Types of Tribunal in India

1. Debt recovery Tribunal

The Debt Recovery Tribunals have been constituted under Section 3 of the Recovery of Debts Due to Banks and Financial Institutions (RDDBFI) Act, 1993. The original aim of the Debts Recovery Tribunal was to receive claim applications from Banks and Financial Institutions against their defaulting borrowers. (DRT) was established for expeditious adjudication and recovery of debts due to banks and financial institutions in order to reduce the non-performing assets of the Banks and Financial Institutions. Prior to the introduction of Debt Recovery Tribunal, petitions had to be filed separately for adjudication of cases and execution proceedings in different courts depending upon their jurisdiction.
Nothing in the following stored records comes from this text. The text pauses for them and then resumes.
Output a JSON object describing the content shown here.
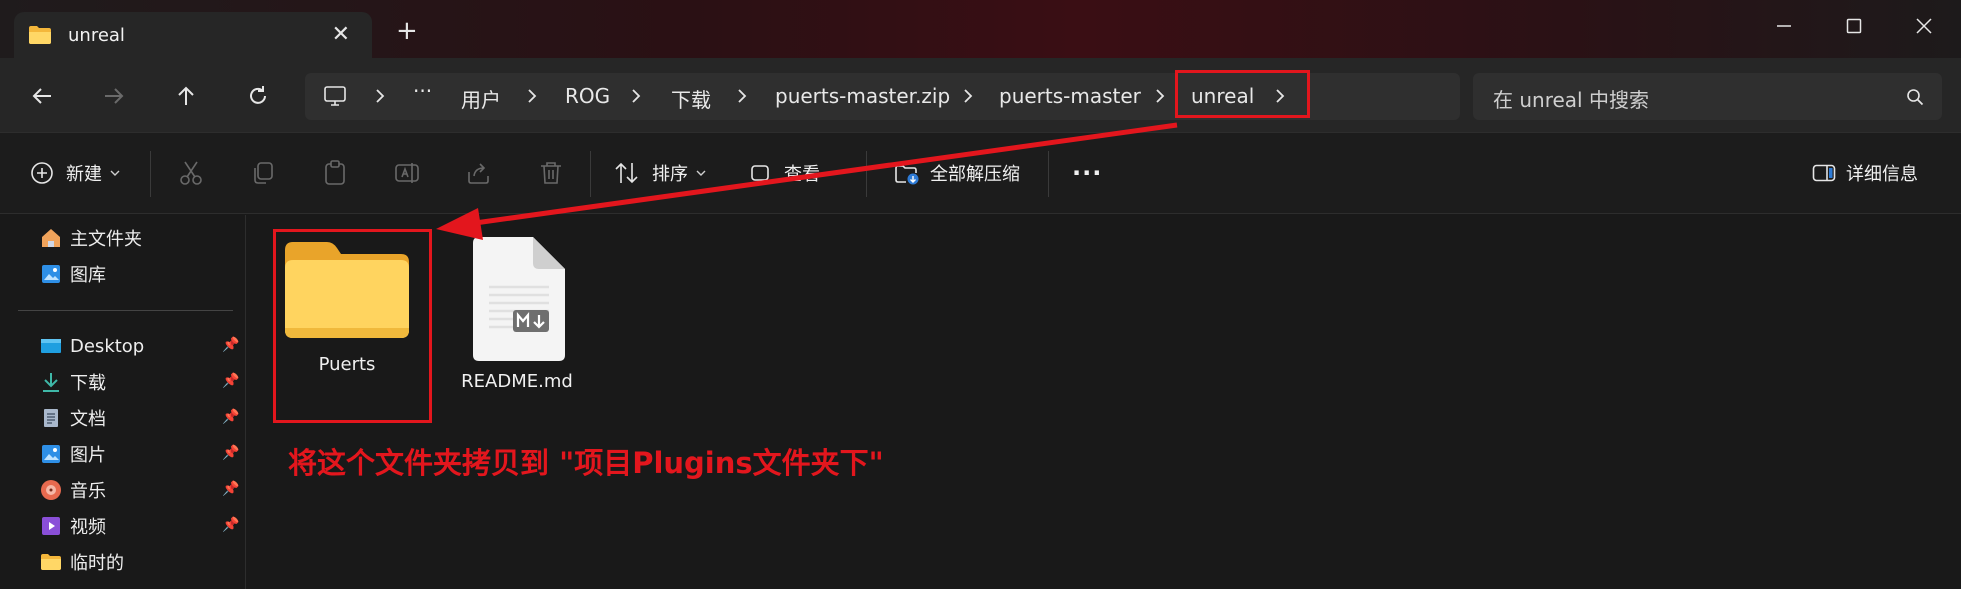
{
  "window": {
    "tab_title": "unreal",
    "tab_icon": "folder-icon",
    "new_tab_label": "+",
    "controls": [
      "minimize-icon",
      "maximize-icon",
      "close-icon"
    ]
  },
  "address": {
    "crumbs": [
      "用户",
      "ROG",
      "下载",
      "puerts-master.zip",
      "puerts-master",
      "unreal"
    ],
    "ellipsis": "···",
    "search_placeholder": "在 unreal 中搜索"
  },
  "toolbar": {
    "new_label": "新建",
    "sort_label": "排序",
    "view_label": "查看",
    "extract_all_label": "全部解压缩",
    "more_label": "···",
    "details_label": "详细信息"
  },
  "sidebar": {
    "quick": [
      {
        "label": "主文件夹",
        "icon": "home-icon"
      },
      {
        "label": "图库",
        "icon": "gallery-icon"
      }
    ],
    "pinned": [
      {
        "label": "Desktop",
        "icon": "desktop-icon",
        "pinned": true
      },
      {
        "label": "下载",
        "icon": "download-icon",
        "pinned": true
      },
      {
        "label": "文档",
        "icon": "document-icon",
        "pinned": true
      },
      {
        "label": "图片",
        "icon": "pictures-icon",
        "pinned": true
      },
      {
        "label": "音乐",
        "icon": "music-icon",
        "pinned": true
      },
      {
        "label": "视频",
        "icon": "video-icon",
        "pinned": true
      },
      {
        "label": "临时的",
        "icon": "folder-icon",
        "pinned": false
      }
    ]
  },
  "files": [
    {
      "name": "Puerts",
      "type": "folder"
    },
    {
      "name": "README.md",
      "type": "markdown"
    }
  ],
  "annotation": {
    "text": "将这个文件夹拷贝到 \"项目Plugins文件夹下\"",
    "color": "#e3161d"
  }
}
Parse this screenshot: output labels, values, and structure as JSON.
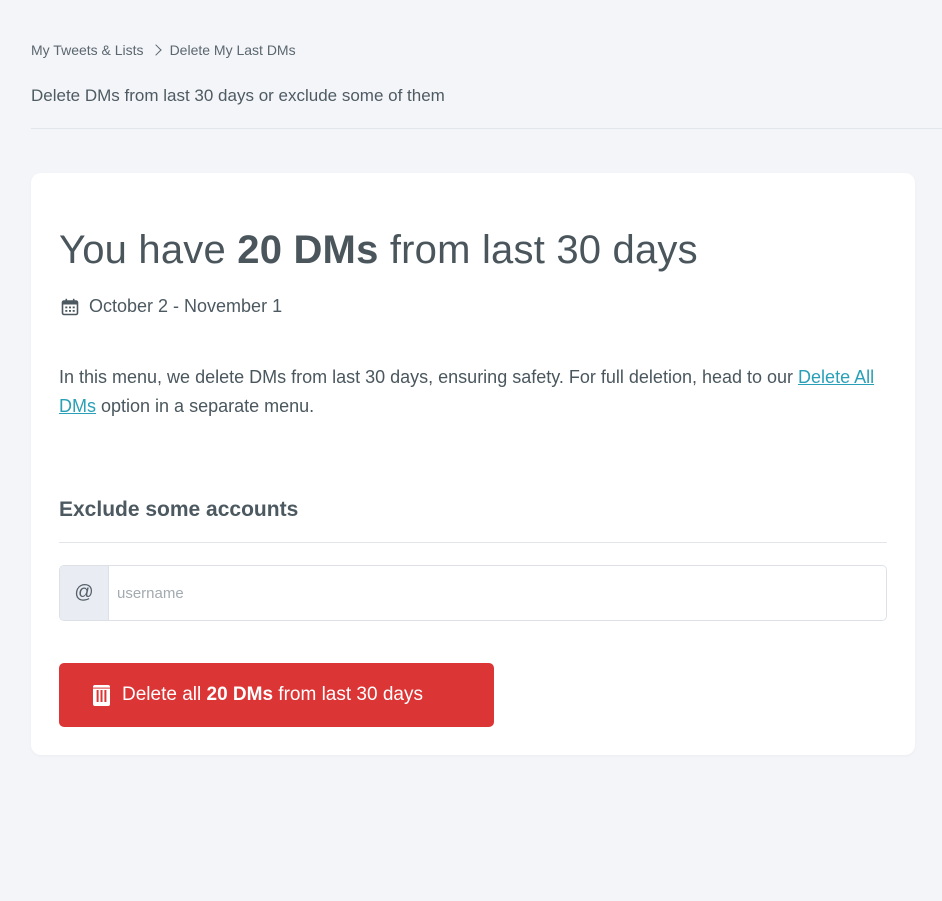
{
  "breadcrumb": {
    "items": [
      "My Tweets & Lists",
      "Delete My Last DMs"
    ]
  },
  "page": {
    "subtitle": "Delete DMs from last 30 days or exclude some of them"
  },
  "card": {
    "title_prefix": "You have ",
    "title_count": "20 DMs",
    "title_suffix": " from last 30 days",
    "date_range": "October 2 - November 1",
    "description_text": "In this menu, we delete DMs from last 30 days, ensuring safety. For full deletion, head to our ",
    "description_link": "Delete All DMs",
    "description_suffix": " option in a separate menu."
  },
  "exclude": {
    "title": "Exclude some accounts",
    "prefix": "@",
    "placeholder": "username",
    "value": ""
  },
  "delete_button": {
    "label_prefix": "Delete all ",
    "label_count": "20 DMs",
    "label_suffix": " from last 30 days"
  },
  "colors": {
    "background": "#f4f5f9",
    "card": "#ffffff",
    "danger": "#db3535",
    "link": "#2aa0b7",
    "text": "#4a565c"
  },
  "icons": {
    "calendar": "calendar-icon",
    "chevron": "chevron-right-icon",
    "trash": "trash-icon"
  }
}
DRT acts as a single judicial forum for adjudication of cases as well as execution of the decrees passed for recovery of debts due to banks and financial institutions under RDDBFI Act and Securitisation and Reconstruction of Financial Assets and Enforcement of Security Interests (SARFAESI) Act, 2002.

2. National Company law

Tribunal National Company Law Tribunal (NCLT) is a quasi-judicial body exercising equitable jurisdiction, which was earlier being exercised by the High Court or the Central Government. It has been established by the Central government under section 408 of the Companies Act, 2013 with effect from 1st June 2016. The Tribunal has powers to regulate its own procedures. The establishment of the National Company Law Tribunal (NCLT) consolidates the corporate jurisdiction of the following authorities:

i)Company Law Board


ii) Board for Industrial and Financial Reconstruction.

iii) The Appellate Authority for Industrial and Financial Reconstruction

iv) Jurisdiction and powers relating to winding up restructuring and other such provisions, vested in the High Courts.

3. Consumer Forum

To protect the rights of the consumers in India and establish a mechanism for settlement of consumer disputes, a three-tier redressal forum containing District, State and National level consumer forums has been set up. The District Consumer Forum deals with consumer disputes involving a value of upto Rs. 1 crore. State Commission has jurisdiction in consumer disputes having a value of upto Rs.10 crore. The National Commission deals in consumer disputes above Rs.10 crores, in respect of defects in goods and or deficiency in service. It is important to note that consumer courts do not entertain complaints for alleged deficiency in any service that is rendered free of charge or under a contract of personal service.

4. Motor Accident Claims

Tribunal (MACT) The Motor Accidents Claims Tribunal deals with matters related to compensation of motor accidents victims or their next of kin. Victims of motor accident or legal heirs of motor accident victims or a representing Advocate can file claims relating to loss of life/property and injury cases resulting from Motor Accidents. Motor Accident Claims Tribunal are presided over by Judicial Officers from the State Higher Judicial Service and are under direct supervision of the Hon’ble High Court of the respective state.

5. Central Administrative Tribunal (CAT)

Central administrative Tribunal is a multi-member body to hear on cases filed by the staff members alleging non-observation of their terms of service or any other related matters and to pass judgments on those cases. This Tribunal established in pursuance of the amendment of Constitution of India by Articles 323A.

6. National Green Tribunal (NGT)

National Green Tribunal was established for effective and expeditious disposal of cases relating to environmental protection and conservation of forests and other natural resources including enforcement of any legal right relating to environment and giving relief and compensation of damages to persons and property and for related matters.

7. Income Tax Appellate Tribunal (ITAT)

ITAT is a quasi judicial institution set up in January, 1941 and specializes in dealing with appeals under the Direct Taxes Acts. The orders passed by the ITAT are final, an appeal lies to the High Court only if a substantial question of law arises for determination.

Presently ITAT has 63 Benches at 27 different stations covering almost all the cities having a seat of the High Court